Start of Block

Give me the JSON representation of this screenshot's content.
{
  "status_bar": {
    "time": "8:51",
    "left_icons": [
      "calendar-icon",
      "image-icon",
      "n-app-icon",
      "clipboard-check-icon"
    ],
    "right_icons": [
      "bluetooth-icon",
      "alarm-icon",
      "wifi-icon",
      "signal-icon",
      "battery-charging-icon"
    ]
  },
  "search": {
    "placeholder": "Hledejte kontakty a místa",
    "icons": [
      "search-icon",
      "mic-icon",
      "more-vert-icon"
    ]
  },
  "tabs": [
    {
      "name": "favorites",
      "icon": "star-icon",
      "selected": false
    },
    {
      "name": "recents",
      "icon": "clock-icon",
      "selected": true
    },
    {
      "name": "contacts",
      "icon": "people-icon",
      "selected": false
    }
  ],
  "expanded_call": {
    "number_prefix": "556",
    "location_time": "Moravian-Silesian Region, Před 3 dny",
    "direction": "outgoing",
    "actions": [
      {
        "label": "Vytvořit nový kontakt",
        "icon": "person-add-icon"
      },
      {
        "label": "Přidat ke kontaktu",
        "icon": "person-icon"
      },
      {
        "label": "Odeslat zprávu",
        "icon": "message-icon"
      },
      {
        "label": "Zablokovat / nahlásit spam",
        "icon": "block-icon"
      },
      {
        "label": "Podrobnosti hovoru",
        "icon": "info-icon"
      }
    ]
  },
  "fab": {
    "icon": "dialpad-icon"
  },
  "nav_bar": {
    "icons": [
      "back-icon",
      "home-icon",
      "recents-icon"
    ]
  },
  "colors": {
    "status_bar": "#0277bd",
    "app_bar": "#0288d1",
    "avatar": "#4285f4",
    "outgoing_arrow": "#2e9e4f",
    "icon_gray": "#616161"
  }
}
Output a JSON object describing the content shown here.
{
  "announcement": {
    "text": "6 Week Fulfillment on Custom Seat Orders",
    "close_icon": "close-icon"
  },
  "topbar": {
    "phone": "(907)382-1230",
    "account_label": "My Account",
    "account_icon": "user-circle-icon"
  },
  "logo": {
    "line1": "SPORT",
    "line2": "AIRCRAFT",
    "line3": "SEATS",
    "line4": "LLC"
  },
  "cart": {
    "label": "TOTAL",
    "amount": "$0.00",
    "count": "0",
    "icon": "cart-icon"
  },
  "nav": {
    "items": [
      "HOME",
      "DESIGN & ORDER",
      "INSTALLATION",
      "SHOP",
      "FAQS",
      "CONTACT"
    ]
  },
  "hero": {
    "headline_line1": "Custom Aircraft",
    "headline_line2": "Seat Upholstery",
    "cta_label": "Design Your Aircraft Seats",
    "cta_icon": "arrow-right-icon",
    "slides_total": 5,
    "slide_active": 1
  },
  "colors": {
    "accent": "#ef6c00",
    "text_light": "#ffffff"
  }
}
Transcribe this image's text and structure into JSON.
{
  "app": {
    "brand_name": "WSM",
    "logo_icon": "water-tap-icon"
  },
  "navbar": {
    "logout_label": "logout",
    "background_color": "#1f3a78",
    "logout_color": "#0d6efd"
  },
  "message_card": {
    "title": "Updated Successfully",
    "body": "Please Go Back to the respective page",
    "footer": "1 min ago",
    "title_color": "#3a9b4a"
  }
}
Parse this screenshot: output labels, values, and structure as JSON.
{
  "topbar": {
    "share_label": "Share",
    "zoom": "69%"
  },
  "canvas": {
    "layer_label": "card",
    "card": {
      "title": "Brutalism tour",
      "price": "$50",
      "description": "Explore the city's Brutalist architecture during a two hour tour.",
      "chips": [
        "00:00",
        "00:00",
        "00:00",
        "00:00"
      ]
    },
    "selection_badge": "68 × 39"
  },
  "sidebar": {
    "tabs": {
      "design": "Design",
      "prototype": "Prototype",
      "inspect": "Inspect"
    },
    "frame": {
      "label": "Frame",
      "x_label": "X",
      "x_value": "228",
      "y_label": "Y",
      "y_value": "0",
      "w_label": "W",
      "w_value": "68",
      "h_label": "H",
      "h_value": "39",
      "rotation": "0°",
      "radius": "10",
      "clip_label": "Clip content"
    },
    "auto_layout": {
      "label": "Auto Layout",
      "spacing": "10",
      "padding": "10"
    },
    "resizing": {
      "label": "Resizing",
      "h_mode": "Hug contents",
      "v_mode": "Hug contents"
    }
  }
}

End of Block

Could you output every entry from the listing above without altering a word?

Give me the JSON representation of this screenshot's content.
{
  "status_bar": {
    "time": "8:51",
    "left_icons": [
      "calendar-icon",
      "image-icon",
      "n-app-icon",
      "clipboard-check-icon"
    ],
    "right_icons": [
      "bluetooth-icon",
      "alarm-icon",
      "wifi-icon",
      "signal-icon",
      "battery-charging-icon"
    ]
  },
  "search": {
    "placeholder": "Hledejte kontakty a místa",
    "icons": [
      "search-icon",
      "mic-icon",
      "more-vert-icon"
    ]
  },
  "tabs": [
    {
      "name": "favorites",
      "icon": "star-icon",
      "selected": false
    },
    {
      "name": "recents",
      "icon": "clock-icon",
      "selected": true
    },
    {
      "name": "contacts",
      "icon": "people-icon",
      "selected": false
    }
  ],
  "expanded_call": {
    "number_prefix": "556",
    "location_time": "Moravian-Silesian Region, Před 3 dny",
    "direction": "outgoing",
    "actions": [
      {
        "label": "Vytvořit nový kontakt",
        "icon": "person-add-icon"
      },
      {
        "label": "Přidat ke kontaktu",
        "icon": "person-icon"
      },
      {
        "label": "Odeslat zprávu",
        "icon": "message-icon"
      },
      {
        "label": "Zablokovat / nahlásit spam",
        "icon": "block-icon"
      },
      {
        "label": "Podrobnosti hovoru",
        "icon": "info-icon"
      }
    ]
  },
  "fab": {
    "icon": "dialpad-icon"
  },
  "nav_bar": {
    "icons": [
      "back-icon",
      "home-icon",
      "recents-icon"
    ]
  },
  "colors": {
    "status_bar": "#0277bd",
    "app_bar": "#0288d1",
    "avatar": "#4285f4",
    "outgoing_arrow": "#2e9e4f",
    "icon_gray": "#616161"
  }
}
Output a JSON object describing the content shown here.
{
  "announcement": {
    "text": "6 Week Fulfillment on Custom Seat Orders",
    "close_icon": "close-icon"
  },
  "topbar": {
    "phone": "(907)382-1230",
    "account_label": "My Account",
    "account_icon": "user-circle-icon"
  },
  "logo": {
    "line1": "SPORT",
    "line2": "AIRCRAFT",
    "line3": "SEATS",
    "line4": "LLC"
  },
  "cart": {
    "label": "TOTAL",
    "amount": "$0.00",
    "count": "0",
    "icon": "cart-icon"
  },
  "nav": {
    "items": [
      "HOME",
      "DESIGN & ORDER",
      "INSTALLATION",
      "SHOP",
      "FAQS",
      "CONTACT"
    ]
  },
  "hero": {
    "headline_line1": "Custom Aircraft",
    "headline_line2": "Seat Upholstery",
    "cta_label": "Design Your Aircraft Seats",
    "cta_icon": "arrow-right-icon",
    "slides_total": 5,
    "slide_active": 1
  },
  "colors": {
    "accent": "#ef6c00",
    "text_light": "#ffffff"
  }
}
Transcribe this image's text and structure into JSON.
{
  "app": {
    "brand_name": "WSM",
    "logo_icon": "water-tap-icon"
  },
  "navbar": {
    "logout_label": "logout",
    "background_color": "#1f3a78",
    "logout_color": "#0d6efd"
  },
  "message_card": {
    "title": "Updated Successfully",
    "body": "Please Go Back to the respective page",
    "footer": "1 min ago",
    "title_color": "#3a9b4a"
  }
}
Parse this screenshot: output labels, values, and structure as JSON.
{
  "topbar": {
    "share_label": "Share",
    "zoom": "69%"
  },
  "canvas": {
    "layer_label": "card",
    "card": {
      "title": "Brutalism tour",
      "price": "$50",
      "description": "Explore the city's Brutalist architecture during a two hour tour.",
      "chips": [
        "00:00",
        "00:00",
        "00:00",
        "00:00"
      ]
    },
    "selection_badge": "68 × 39"
  },
  "sidebar": {
    "tabs": {
      "design": "Design",
      "prototype": "Prototype",
      "inspect": "Inspect"
    },
    "frame": {
      "label": "Frame",
      "x_label": "X",
      "x_value": "228",
      "y_label": "Y",
      "y_value": "0",
      "w_label": "W",
      "w_value": "68",
      "h_label": "H",
      "h_value": "39",
      "rotation": "0°",
      "radius": "10",
      "clip_label": "Clip content"
    },
    "auto_layout": {
      "label": "Auto Layout",
      "spacing": "10",
      "padding": "10"
    },
    "resizing": {
      "label": "Resizing",
      "h_mode": "Hug contents",
      "v_mode": "Hug contents"
    }
  }
}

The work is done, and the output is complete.